Here our team was testing how well the MQM Flex GTX performs on a variety of different types of terrain and trail conditions. The MQM Flex GTX is designed to be a hybrid hiker/runner, and our wear-test team wasn’t surprised that it wasn’t as versatile as more multi-purpose shoes. In rocky, technical sections of trail, the MQM Flex GTX offers great protection from sharp edges, but doesn’t inspire confidence to run quickly. On smooth rolling singletrack or gentle fire roads, the stiff sole and heavy weight were overkill and hard to run in. One of the runners on our wear-test team described the ride as “clunky and blocky, not supple or smooth.” Another concluded, “it does OK for hiking, but I’d never just go for a straight run in them.”
The MQM Flex GTX’s firm midsole foam wasn’t squishy or unresponsive, and none of the runners on our team reported sinking into the soles or feeling like they were running on marshmallows. A firm sole can give great energy transfer between the body and shoe, with no wasted energy on takeoff or landing. However, the MQM Flex GTX’s midsole was stiff enough that the responsiveness was overshadowed by the clunky trail feel. As one of our wear-testers wrote, “a firm sole needs to have some flexibility so it doesn’t feel like you’re running on a foot-shaped block of wood. Unfortunately, that’s exactly how these felt.”

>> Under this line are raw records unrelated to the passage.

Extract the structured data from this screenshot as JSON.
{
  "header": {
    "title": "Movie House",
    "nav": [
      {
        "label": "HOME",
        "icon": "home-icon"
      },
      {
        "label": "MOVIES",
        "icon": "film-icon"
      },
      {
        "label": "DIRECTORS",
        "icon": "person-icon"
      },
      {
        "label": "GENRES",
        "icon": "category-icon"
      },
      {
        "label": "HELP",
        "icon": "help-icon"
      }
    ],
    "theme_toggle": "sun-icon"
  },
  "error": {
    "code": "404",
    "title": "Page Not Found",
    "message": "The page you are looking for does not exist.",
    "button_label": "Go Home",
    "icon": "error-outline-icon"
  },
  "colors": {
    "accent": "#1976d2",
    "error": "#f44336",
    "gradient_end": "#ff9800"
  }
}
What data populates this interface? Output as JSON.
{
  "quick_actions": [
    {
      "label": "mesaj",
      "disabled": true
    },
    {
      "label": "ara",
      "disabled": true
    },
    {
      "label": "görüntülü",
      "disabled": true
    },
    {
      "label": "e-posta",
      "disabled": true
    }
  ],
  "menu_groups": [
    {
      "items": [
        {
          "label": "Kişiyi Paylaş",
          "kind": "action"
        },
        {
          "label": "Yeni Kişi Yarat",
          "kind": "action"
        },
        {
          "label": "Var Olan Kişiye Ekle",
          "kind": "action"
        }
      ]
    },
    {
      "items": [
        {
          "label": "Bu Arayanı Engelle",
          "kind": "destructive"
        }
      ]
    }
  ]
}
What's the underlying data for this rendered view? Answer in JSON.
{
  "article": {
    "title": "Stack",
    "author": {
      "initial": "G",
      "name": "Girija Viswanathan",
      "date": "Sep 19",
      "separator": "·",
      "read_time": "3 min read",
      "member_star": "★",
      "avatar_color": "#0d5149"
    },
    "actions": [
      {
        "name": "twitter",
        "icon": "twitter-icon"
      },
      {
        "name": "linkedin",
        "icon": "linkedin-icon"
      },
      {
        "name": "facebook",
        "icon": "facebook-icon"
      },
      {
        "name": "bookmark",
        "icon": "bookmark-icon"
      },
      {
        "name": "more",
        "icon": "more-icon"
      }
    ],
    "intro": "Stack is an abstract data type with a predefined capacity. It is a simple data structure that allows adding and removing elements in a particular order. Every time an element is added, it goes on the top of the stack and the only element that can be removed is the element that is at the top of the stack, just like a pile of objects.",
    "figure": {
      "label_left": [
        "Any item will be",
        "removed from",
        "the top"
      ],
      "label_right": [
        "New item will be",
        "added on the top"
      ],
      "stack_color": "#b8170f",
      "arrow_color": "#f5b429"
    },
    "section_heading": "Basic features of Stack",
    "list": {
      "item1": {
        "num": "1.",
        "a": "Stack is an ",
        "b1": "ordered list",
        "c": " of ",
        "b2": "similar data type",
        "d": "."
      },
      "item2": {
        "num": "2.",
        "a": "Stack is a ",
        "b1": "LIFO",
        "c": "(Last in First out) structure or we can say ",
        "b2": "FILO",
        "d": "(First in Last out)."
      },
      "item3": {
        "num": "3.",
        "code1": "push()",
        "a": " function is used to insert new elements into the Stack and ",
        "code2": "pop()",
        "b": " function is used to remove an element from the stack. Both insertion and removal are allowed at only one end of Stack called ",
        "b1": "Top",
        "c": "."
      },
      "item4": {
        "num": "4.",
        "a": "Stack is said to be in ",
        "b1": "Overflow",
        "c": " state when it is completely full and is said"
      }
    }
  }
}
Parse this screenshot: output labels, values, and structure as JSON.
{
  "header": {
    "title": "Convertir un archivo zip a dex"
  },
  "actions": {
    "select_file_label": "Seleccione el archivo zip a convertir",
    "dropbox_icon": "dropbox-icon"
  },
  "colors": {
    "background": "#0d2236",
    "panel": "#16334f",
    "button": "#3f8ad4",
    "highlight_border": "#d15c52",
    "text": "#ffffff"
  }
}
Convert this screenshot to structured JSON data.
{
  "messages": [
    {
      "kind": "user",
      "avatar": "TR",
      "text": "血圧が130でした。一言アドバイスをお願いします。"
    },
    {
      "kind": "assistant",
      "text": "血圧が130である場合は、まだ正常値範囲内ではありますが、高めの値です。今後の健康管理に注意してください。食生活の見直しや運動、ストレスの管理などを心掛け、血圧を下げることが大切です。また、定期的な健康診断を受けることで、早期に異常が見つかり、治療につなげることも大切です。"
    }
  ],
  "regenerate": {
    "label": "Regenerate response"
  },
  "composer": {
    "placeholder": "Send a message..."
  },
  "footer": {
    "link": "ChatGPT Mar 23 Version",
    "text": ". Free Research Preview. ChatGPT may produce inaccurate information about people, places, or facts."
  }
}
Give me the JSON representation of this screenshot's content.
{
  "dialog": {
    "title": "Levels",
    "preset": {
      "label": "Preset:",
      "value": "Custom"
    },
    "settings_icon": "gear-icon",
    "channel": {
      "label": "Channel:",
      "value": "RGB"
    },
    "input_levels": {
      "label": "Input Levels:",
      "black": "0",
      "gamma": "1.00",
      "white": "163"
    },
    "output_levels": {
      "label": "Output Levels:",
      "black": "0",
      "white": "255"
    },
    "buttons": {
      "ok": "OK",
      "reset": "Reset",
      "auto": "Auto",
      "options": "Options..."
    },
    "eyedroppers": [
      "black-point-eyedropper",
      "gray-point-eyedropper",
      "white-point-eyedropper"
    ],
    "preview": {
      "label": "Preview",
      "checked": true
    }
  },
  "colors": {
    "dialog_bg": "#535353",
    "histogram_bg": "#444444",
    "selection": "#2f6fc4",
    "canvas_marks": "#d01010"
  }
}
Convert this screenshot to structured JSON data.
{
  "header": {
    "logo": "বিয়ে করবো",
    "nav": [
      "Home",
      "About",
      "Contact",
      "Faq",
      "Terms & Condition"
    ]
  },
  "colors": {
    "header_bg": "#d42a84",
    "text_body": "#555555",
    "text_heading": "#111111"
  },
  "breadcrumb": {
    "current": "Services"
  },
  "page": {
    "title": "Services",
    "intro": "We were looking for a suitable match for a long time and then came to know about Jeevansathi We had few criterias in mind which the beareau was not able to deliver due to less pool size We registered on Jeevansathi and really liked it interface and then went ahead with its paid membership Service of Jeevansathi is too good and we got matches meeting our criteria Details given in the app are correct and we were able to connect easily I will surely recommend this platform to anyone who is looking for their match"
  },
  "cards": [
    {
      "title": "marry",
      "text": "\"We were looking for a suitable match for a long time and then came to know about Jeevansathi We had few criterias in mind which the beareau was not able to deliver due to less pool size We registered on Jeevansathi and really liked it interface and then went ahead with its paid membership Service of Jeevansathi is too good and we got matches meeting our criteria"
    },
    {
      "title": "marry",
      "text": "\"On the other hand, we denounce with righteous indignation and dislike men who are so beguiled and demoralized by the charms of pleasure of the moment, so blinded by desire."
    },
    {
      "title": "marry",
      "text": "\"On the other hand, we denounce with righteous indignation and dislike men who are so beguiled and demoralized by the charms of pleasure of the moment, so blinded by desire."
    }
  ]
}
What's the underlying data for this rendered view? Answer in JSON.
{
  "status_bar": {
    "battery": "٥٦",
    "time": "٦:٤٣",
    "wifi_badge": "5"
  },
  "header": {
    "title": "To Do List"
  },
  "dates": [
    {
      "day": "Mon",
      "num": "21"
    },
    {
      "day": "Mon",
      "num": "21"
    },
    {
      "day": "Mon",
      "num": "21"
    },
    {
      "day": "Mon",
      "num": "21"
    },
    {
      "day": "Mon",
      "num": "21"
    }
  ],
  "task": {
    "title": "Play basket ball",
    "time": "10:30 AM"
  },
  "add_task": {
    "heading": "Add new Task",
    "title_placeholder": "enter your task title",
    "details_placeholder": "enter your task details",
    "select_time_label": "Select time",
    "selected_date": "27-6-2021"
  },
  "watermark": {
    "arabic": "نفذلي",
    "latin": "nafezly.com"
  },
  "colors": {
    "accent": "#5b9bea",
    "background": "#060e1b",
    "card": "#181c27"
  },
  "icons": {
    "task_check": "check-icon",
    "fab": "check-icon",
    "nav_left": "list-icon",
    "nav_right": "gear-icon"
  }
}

This was an area of strength for the MQM Flex GTX, which is no surprise. “The big advantage of this shoe is that it’s very protective in rocky terrain,” praised one wear-tester. The protective elements cover the whole shoe from bottom to top, as one of the other runners on our wear-test team pointed out. He wrote, “this is where the MQM Flex GTX really excels, with excellent all-day protection in rocky, steep terrain and off-trail conditions. The upper is sturdy, as is the toe bumper, and the GoreTex lining adds another element of weather proofing in rain and snow.” One area of concern was the high-volume fit, which made some of our wear-test runners feel like their feet were rattling around inside the shoe. As one put it, “the MQM Flex GTX is protective, but more like a big cage than a secure cradle.”Continue Reading
Over the course of a few weeks, our wear-test team does multiple runs in each pair of shoes they test. They aim for a variety of runs (easy recovery runs, long training runs, harder race-pace efforts) across as many different types of trails as they can manage. The team is spread across the country, so we are able to test under a variety of different conditions, terrains, and types of trail, from gently-rolling fire roads to highly technical mountain singletrack.
Jason is a trail runner and ultra-marathoner who lives with his wife and children in the frozen tundra of northeastern Wisconsin.